Welcome to Format Free Fridays at AskDrDarcy.com, the one day a week when I break the format of answering your questions and I dispense that which we rarely welcome in life: Unsolicited advice.
It’s that time of year again: Time for me to reflect on the past year, to evaluate, and to identify a new goal for 2012. For me, this is a process of evaluating my personal growth. Am I a better person today than I was 365 days ago? What can I personally work on in the next 12 months that will enhance my life and as a result, enhance the lives of those whose lives I touch?
I think that the next level of my personal growth involves forgiveness. Like most of the people who cross the threshold of my office door, my childhood was less than ideal. My family, like so many others, is imperfect. My parents, who I love, were in desperate need of parenting skills and the absence thereof resulted in what I call trickle down dysfunction, much of which effected me, the youngest. As an adult, I have tried to work through these issues and I’ve had a fair amount of success, but navigating my relationships with the complicated members who make up my family continues to be an ongoing challenge for me.
I speak to my clients endlessly about the importance of focusing on themselves; of not making their peace and happiness contingent on the cooperation of other people. I’ve assured my clients that this is the only real path to wellbeing. This year I’ve decided to put my rhetoric to the test: For the next 365 days, my focus will be on forgiveness.

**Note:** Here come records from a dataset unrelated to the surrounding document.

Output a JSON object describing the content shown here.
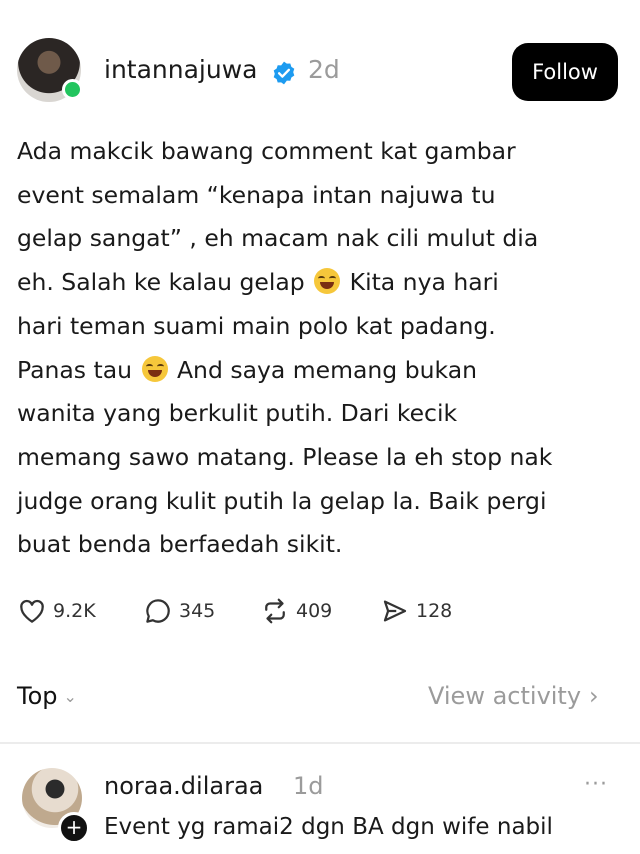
{
  "post": {
    "username": "intannajuwa",
    "age": "2d",
    "follow_label": "Follow",
    "lines": [
      {
        "pre": "Ada makcik bawang comment kat gambar",
        "emoji": false,
        "post": ""
      },
      {
        "pre": "event semalam “kenapa intan najuwa tu",
        "emoji": false,
        "post": ""
      },
      {
        "pre": "gelap sangat” , eh macam nak cili mulut dia",
        "emoji": false,
        "post": ""
      },
      {
        "pre": "eh. Salah ke kalau gelap ",
        "emoji": true,
        "post": " Kita nya hari"
      },
      {
        "pre": "hari teman suami main polo kat padang.",
        "emoji": false,
        "post": ""
      },
      {
        "pre": "Panas tau ",
        "emoji": true,
        "post": " And saya memang bukan"
      },
      {
        "pre": "wanita yang berkulit putih. Dari kecik",
        "emoji": false,
        "post": ""
      },
      {
        "pre": "memang sawo matang. Please la eh stop nak",
        "emoji": false,
        "post": ""
      },
      {
        "pre": "judge orang kulit putih la gelap la. Baik pergi",
        "emoji": false,
        "post": ""
      },
      {
        "pre": "buat benda berfaedah sikit.",
        "emoji": false,
        "post": ""
      }
    ],
    "emoji_name": "face-with-tears-of-joy-emoji",
    "stats": {
      "likes": "9.2K",
      "comments": "345",
      "reposts": "409",
      "shares": "128"
    }
  },
  "filter": {
    "sort_label": "Top",
    "view_activity_label": "View activity"
  },
  "reply": {
    "username": "noraa.dilaraa",
    "age": "1d",
    "more_label": "···",
    "text": "Event yg ramai2 dgn BA dgn wife nabil"
  },
  "colors": {
    "accent_verified": "#1d9bf0",
    "online": "#22c55e",
    "muted": "#9b9b9b"
  }
}
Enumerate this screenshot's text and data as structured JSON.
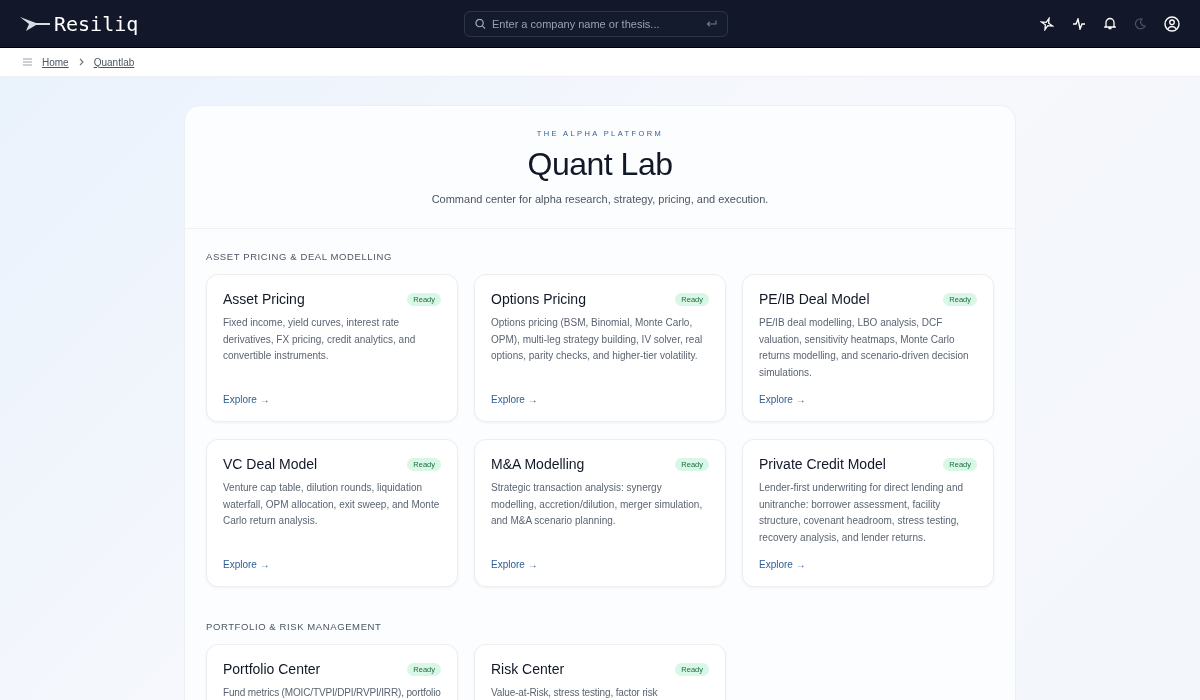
{
  "topbar": {
    "logo": "Resiliq",
    "search": {
      "placeholder": "Enter a company name or thesis..."
    }
  },
  "breadcrumb": [
    "Home",
    "Quantlab"
  ],
  "header": {
    "eyebrow": "THE ALPHA PLATFORM",
    "title": "Quant Lab",
    "subtitle": "Command center for alpha research, strategy, pricing, and execution."
  },
  "sections": [
    {
      "title": "ASSET PRICING & DEAL MODELLING",
      "cards": [
        {
          "title": "Asset Pricing",
          "status": "Ready",
          "description": "Fixed income, yield curves, interest rate derivatives, FX pricing, credit analytics, and convertible instruments.",
          "link": "Explore →"
        },
        {
          "title": "Options Pricing",
          "status": "Ready",
          "description": "Options pricing (BSM, Binomial, Monte Carlo, OPM), multi-leg strategy building, IV solver, real options, parity checks, and higher-tier volatility.",
          "link": "Explore →"
        },
        {
          "title": "PE/IB Deal Model",
          "status": "Ready",
          "description": "PE/IB deal modelling, LBO analysis, DCF valuation, sensitivity heatmaps, Monte Carlo returns modelling, and scenario-driven decision simulations.",
          "link": "Explore →"
        },
        {
          "title": "VC Deal Model",
          "status": "Ready",
          "description": "Venture cap table, dilution rounds, liquidation waterfall, OPM allocation, exit sweep, and Monte Carlo return analysis.",
          "link": "Explore →"
        },
        {
          "title": "M&A Modelling",
          "status": "Ready",
          "description": "Strategic transaction analysis: synergy modelling, accretion/dilution, merger simulation, and M&A scenario planning.",
          "link": "Explore →"
        },
        {
          "title": "Private Credit Model",
          "status": "Ready",
          "description": "Lender-first underwriting for direct lending and unitranche: borrower assessment, facility structure, covenant headroom, stress testing, recovery analysis, and lender returns.",
          "link": "Explore →"
        }
      ]
    },
    {
      "title": "PORTFOLIO & RISK MANAGEMENT",
      "cards": [
        {
          "title": "Portfolio Center",
          "status": "Ready",
          "description": "Fund metrics (MOIC/TVPI/DPI/RVPI/IRR), portfolio"
        },
        {
          "title": "Risk Center",
          "status": "Ready",
          "description": "Value-at-Risk, stress testing, factor risk"
        }
      ]
    }
  ]
}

In preparation for this new goal, I’ve done a fair amount of research on the topic of forgiveness. Most people begin this journey because they want to rid themselves of anger or of a desire for revenge. For me, forgiveness is not so much about letting go of a grudge or revenge, rather, letting go of the hope for an apology or of an acknowledgment of wrongdoing. I find it easy to forgive those who ask to be forgiven. I have found it virtually impossible to forgive those who not only fail to ask for it, but who take no responsibility for the mistakes they’ve made. I suspect therein lies the problem: If I’m waiting for others to change in order to feel better, I may be waiting forever.
There are about a billion books written on the topic of forgiveness. I suppose I’ll have to buy one and read it, since I don’t have the slightest idea of how to begin this process. I found an objective way of measuring my current level of forgiveness. Click here to see the questionnaire. The questionnaire tested for 3 areas of forgiveness (forgiveness of self, others & situations). I measured my level today and I'll measure it again next December. My scores are as follows: (self=24; others=17; situations=20; total forgiveness=61). In terms of forgiving myself, I'm as statistically likely to forgive myself as I am unlikely to forgive myself (for me, everything depends on the situation). In terms of forgiving others, I am usually unforgiving (no shock here). In terms of forgiving situations, I'm as likely to forgive as I am unlikely to forgive. Again, it depends on the circumstances.
At the end of this journey, maybe I’ll have a little more compassion in my heart. If not for them, than maybe for myself. I mean really... Who the hell does this?